Trust your developer instinct and experience

That feature you’re implementing, that bug you’re fixing, that performance improvement you’re trying to make…it’s using up a fair few brain CPU cycles trying to analyse how best to implement it. Scalability, performance, ease of maintenance, clean code…just some of the things you are mentally scoring your potential approaches against to determine which route to take. And that’s without any mention of business domain logic. We’ve all been in the situation where you start heading down one path only to find a hurdle. It’s OK though, you’re an athlete (very debatable in my case) - you can jump over that hurdle. So you do. But then you find a 7 foot high wall with barbed wire on top. No problem - you have a ladder and wire cutters; it’s a bit unwieldy carrying them around with you everywhere, but hey - over you go. All good. Until you come across Chuck Norris, who is angry about that “Yo’ mamma..” joke you made about his mother. That wall you climbed…that was protecting his private property. Your ladder? Oh, that’s still on the outside of the wall - you couldn’t pull it over with you so you jumped down without it. Brace for pain.

Those voices in your head

There’s always unexpected problems and hurdles that crop up. It’s all part of being a developer after all. But maybe at the point you got your ladder and wire cutters out to climb over that wall, you heard a little voice inside say “Hmm, this doesn’t quite feel right” or perhaps you just felt something niggling away with you about the approach. That voice, your instinct and experience as a developer built up over your career, is worth listening to. When it pipes up, sit back and take 5 to just take a bird’s eye view.

Trust that instinct and experience - it’s usually right.

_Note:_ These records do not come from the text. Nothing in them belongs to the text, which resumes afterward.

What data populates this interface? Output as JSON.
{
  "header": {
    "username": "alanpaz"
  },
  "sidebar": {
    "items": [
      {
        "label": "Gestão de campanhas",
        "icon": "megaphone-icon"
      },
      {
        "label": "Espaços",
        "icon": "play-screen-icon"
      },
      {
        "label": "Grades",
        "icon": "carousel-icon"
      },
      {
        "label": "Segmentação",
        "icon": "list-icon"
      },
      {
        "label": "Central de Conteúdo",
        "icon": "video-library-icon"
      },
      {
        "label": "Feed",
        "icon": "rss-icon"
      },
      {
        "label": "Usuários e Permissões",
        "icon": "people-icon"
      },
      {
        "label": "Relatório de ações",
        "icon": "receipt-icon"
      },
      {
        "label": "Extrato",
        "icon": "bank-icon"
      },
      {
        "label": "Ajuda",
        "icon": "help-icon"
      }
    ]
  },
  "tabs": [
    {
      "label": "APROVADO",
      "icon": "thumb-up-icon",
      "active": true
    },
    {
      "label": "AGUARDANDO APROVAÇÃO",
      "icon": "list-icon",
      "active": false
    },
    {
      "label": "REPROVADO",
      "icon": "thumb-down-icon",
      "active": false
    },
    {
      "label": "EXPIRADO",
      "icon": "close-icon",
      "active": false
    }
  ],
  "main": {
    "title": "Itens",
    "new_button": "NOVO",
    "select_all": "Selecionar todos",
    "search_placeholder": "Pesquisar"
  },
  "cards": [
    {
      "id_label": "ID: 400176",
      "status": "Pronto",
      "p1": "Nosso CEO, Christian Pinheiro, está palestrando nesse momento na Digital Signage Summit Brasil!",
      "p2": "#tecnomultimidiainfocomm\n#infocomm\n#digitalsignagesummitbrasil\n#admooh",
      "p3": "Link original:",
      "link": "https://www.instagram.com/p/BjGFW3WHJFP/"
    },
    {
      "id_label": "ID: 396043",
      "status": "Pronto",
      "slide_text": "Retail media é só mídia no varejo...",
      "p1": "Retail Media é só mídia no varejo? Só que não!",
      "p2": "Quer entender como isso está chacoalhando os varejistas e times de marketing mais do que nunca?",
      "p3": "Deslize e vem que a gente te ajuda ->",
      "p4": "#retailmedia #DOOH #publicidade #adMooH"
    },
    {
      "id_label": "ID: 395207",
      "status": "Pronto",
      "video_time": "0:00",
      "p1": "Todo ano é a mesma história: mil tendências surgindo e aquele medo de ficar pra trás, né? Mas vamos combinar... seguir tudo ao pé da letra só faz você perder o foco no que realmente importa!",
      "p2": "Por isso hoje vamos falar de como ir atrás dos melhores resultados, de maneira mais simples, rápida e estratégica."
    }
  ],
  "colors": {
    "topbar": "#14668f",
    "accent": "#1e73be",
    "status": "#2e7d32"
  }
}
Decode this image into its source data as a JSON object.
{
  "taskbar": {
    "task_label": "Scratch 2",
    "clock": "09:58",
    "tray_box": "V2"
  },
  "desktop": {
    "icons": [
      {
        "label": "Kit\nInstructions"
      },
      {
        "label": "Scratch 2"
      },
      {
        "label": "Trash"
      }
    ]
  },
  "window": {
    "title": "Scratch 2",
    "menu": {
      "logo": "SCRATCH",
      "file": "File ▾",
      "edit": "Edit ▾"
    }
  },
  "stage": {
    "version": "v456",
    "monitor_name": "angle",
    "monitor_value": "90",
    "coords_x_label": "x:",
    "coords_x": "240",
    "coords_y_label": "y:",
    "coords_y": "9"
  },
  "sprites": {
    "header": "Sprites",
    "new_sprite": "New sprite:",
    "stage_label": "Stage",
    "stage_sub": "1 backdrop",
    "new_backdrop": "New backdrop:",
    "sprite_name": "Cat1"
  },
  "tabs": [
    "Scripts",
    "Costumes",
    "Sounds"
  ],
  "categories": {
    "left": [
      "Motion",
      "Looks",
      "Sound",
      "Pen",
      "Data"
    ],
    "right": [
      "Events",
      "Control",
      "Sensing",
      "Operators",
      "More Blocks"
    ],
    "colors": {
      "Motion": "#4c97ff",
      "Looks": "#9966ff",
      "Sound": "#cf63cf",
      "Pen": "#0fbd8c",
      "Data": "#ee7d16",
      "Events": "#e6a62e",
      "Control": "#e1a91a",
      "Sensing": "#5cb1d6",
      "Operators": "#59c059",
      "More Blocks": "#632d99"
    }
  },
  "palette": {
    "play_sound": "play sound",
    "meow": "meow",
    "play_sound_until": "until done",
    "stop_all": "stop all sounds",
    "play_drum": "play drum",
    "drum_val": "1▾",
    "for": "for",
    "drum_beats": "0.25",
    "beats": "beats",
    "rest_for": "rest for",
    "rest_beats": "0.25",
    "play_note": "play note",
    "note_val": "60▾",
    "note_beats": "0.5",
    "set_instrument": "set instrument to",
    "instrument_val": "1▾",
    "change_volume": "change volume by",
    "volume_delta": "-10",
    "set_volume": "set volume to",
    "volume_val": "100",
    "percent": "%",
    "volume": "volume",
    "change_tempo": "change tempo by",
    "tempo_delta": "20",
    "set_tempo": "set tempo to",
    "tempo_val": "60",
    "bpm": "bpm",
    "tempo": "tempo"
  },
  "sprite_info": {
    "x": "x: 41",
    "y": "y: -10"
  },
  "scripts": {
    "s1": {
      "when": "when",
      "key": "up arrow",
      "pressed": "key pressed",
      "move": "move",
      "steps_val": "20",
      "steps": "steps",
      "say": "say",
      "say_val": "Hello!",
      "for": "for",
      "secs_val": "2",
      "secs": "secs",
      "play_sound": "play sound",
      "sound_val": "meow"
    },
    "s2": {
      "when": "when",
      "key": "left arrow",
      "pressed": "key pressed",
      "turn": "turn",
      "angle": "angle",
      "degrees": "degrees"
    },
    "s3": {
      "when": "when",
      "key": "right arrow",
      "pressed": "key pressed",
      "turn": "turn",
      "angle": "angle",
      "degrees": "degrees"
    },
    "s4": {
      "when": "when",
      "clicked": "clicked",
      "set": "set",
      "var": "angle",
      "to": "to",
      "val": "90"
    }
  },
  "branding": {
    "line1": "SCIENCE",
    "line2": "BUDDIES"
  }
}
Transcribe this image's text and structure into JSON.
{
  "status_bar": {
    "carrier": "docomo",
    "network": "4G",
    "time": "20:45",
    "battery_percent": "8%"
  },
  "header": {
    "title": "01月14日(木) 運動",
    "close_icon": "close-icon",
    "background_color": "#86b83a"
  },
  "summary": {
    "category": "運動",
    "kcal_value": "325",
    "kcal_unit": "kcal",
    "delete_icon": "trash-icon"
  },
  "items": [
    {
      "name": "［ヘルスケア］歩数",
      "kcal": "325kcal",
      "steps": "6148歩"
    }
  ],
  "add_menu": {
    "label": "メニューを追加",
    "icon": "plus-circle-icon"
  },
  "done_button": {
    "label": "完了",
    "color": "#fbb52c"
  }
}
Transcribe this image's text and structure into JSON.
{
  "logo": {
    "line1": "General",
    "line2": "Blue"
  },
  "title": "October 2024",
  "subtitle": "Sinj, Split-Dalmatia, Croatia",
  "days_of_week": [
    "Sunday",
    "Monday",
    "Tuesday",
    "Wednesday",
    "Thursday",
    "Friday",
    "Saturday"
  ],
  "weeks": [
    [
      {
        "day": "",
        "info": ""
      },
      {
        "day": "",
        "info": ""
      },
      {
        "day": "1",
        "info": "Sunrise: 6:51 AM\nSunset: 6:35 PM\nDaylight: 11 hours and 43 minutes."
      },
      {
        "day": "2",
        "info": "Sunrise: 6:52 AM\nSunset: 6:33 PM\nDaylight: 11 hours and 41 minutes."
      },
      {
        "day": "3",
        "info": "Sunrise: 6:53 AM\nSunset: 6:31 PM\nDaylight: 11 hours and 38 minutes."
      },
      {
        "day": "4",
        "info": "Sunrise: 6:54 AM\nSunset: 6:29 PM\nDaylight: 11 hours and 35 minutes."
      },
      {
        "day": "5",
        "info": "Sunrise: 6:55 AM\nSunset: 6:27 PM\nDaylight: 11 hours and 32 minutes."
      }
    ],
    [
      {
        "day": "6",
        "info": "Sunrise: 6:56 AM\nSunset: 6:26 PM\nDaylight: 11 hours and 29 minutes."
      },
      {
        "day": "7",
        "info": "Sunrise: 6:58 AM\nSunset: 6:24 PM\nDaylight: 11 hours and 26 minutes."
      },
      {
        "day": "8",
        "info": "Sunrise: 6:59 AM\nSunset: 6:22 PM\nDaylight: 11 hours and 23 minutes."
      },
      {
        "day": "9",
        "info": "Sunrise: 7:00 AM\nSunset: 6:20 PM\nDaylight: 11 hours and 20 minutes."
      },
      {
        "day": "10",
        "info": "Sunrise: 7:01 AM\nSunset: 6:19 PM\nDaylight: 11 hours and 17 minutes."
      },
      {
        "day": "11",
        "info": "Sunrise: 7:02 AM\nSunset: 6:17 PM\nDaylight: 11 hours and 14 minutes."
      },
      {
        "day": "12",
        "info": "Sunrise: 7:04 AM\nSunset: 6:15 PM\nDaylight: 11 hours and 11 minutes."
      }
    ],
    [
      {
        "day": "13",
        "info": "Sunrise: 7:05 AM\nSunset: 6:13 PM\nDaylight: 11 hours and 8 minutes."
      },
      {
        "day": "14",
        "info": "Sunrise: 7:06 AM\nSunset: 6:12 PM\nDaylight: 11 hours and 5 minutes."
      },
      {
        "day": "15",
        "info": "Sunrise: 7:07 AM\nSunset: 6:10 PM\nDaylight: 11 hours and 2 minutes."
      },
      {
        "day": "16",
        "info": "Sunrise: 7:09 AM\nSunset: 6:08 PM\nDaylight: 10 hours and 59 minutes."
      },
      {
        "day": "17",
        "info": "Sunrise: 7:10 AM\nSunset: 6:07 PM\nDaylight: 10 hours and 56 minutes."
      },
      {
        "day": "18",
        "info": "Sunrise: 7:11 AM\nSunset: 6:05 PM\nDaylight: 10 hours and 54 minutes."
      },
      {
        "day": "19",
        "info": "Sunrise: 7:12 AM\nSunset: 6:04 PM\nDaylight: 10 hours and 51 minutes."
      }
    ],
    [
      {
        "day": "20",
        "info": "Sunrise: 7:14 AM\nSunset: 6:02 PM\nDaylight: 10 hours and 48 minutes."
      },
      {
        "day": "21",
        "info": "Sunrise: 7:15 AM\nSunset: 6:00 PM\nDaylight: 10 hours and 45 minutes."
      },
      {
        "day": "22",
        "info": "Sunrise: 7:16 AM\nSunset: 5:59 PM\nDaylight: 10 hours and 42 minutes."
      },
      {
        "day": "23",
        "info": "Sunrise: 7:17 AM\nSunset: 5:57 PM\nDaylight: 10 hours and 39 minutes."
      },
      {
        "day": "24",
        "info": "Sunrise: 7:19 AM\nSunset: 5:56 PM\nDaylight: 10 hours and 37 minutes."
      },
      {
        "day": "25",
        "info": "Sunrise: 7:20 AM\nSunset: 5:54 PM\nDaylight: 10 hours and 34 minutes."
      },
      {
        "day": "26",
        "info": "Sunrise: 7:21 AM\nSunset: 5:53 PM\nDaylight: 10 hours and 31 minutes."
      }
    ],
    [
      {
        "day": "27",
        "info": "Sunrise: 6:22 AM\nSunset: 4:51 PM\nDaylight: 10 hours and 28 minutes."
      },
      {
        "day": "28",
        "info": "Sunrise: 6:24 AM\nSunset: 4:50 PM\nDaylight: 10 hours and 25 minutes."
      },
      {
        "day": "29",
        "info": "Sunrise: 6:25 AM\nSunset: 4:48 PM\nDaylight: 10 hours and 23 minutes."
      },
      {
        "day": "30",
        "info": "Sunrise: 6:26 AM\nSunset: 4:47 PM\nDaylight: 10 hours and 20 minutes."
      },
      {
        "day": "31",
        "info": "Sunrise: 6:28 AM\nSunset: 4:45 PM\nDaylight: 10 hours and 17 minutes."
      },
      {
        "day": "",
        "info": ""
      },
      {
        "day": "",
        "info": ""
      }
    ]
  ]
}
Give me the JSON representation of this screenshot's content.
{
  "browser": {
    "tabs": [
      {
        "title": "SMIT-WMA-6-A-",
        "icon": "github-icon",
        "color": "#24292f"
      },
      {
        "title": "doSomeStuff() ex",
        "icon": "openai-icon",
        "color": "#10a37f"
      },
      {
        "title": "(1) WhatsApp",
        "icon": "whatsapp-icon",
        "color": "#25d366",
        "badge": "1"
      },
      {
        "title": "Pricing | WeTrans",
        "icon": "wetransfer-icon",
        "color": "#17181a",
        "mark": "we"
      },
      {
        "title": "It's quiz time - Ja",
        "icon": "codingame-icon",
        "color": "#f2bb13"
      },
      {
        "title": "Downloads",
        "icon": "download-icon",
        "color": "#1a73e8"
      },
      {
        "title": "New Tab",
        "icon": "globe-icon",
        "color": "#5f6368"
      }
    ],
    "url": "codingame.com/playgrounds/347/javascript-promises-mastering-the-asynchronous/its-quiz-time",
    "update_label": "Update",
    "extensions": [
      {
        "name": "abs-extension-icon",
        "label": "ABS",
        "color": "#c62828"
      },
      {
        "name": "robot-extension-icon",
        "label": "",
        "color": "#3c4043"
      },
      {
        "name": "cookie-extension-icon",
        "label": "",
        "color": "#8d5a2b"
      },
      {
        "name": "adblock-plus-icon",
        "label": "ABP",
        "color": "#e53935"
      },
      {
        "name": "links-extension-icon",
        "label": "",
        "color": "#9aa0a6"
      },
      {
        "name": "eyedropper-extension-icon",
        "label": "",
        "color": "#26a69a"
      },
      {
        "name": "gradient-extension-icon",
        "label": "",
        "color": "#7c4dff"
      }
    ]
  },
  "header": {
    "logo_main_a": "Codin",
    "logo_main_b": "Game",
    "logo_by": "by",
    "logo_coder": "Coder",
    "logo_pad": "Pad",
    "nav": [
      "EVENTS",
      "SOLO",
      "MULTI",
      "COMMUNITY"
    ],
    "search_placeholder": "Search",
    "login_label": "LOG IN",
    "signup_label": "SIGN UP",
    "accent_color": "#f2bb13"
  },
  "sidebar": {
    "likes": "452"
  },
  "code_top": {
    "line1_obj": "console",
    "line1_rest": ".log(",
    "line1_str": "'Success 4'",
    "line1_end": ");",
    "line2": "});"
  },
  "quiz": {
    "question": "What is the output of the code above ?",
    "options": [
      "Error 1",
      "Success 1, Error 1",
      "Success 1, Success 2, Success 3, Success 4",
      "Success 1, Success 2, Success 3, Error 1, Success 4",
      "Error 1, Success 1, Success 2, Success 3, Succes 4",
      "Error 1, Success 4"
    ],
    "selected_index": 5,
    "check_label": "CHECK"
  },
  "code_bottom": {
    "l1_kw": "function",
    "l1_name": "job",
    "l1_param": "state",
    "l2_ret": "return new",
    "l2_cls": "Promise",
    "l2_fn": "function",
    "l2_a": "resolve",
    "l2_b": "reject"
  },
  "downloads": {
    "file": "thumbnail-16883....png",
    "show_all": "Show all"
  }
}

At the very least, it’s highlighting the need to at least re-justify to yourself that you are heading down the right path.

See also